More than 68,000 pounds of frozen chicken nuggets are being remembered due to the fact that they might consist of a not-so-tasty component: wood pieces.
On Thursday (Jan. 17), Perdue Foods revealed the recall, which includes the business’s natural gluten-free chicken breast nuggets, offered under the brand name “Perdue SimplySmart Organics,” according to a declaration from the U.S. Department of Farming (USDA)
The remembered item was produced in October 2018 and has a “Finest By” date of Oct. 25, 2019, and a UPC item upc code of 72745-80656 [Top 7 Germs in Food that Make You Sick]
Purdue got problems from 3 customers of wood pieces being discovered in the item, according to the USDA declaration. In addition, one grievance was reported to the USDA’s Food Security and Assessment Service.
Individuals who purchased the remembered item ought to not consume it, and they ought to get in touch with Perdue Foods for a complete refund, the business stated in a declaration
Wood pieces are far from the most unusual product to be discovered in processed food. In 2017, McCain Foods U.S.A. remembered a few of its hash-brown items due to the fact that they might have consisted of pieces of golf balls Likewise in 2017, a salad item from Fresh Express was remembered due to the fact that a dead bat was discovered in a single packaged salad

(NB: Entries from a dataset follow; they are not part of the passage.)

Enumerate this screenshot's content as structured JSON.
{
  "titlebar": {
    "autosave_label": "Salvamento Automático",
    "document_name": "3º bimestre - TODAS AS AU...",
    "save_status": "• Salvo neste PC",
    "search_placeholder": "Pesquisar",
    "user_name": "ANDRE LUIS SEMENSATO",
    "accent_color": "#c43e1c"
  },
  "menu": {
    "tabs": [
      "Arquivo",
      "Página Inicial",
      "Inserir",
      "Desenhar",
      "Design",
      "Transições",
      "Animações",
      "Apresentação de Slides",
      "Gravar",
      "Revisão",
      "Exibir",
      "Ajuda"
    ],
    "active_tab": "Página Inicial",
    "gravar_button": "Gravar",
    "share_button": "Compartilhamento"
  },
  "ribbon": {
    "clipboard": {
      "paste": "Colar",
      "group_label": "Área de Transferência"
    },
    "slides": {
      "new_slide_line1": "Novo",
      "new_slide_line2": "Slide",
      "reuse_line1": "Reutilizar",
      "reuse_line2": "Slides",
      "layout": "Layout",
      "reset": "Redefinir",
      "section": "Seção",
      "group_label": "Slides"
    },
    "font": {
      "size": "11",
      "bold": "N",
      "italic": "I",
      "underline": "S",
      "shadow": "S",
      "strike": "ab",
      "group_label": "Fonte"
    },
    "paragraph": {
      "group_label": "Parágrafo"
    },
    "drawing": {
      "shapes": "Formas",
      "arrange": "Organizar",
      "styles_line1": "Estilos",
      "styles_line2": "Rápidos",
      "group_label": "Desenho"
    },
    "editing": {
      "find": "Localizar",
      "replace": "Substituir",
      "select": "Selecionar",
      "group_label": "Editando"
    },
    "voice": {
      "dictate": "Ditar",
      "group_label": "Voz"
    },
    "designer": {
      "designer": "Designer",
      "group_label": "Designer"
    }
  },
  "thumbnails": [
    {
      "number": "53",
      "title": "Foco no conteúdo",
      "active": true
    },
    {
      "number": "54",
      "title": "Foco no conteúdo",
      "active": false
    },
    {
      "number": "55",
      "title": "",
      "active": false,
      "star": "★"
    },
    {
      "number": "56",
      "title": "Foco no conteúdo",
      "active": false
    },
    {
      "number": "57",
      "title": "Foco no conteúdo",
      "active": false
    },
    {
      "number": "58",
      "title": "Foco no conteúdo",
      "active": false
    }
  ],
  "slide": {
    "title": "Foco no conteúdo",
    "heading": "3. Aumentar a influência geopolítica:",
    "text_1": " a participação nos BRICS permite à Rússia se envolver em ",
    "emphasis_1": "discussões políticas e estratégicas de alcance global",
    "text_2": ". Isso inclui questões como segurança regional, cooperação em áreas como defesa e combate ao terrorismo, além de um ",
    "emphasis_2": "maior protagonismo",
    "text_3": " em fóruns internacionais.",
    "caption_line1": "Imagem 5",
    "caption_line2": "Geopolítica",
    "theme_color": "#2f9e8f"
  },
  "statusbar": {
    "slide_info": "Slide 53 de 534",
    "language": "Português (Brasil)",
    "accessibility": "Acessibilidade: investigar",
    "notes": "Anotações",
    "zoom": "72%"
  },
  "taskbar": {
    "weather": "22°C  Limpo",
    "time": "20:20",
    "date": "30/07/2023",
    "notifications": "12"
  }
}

In the business’s declaration, Jeff Shaw, vice president for quality control at Purdue, stated the business thinks just a little number of the almost 50,000 remembered plans have the possible to consist of wood pieces. However “out of an abundance of care, we have actually chosen to remember all plans of Perdue SimplySmart Organics Gluten Free Chicken Breast Nuggets produced throughout the very same item run.”
Up until now, there have actually been no reports of injuries connected to the remembered chicken nuggets.
Initially released on Live Science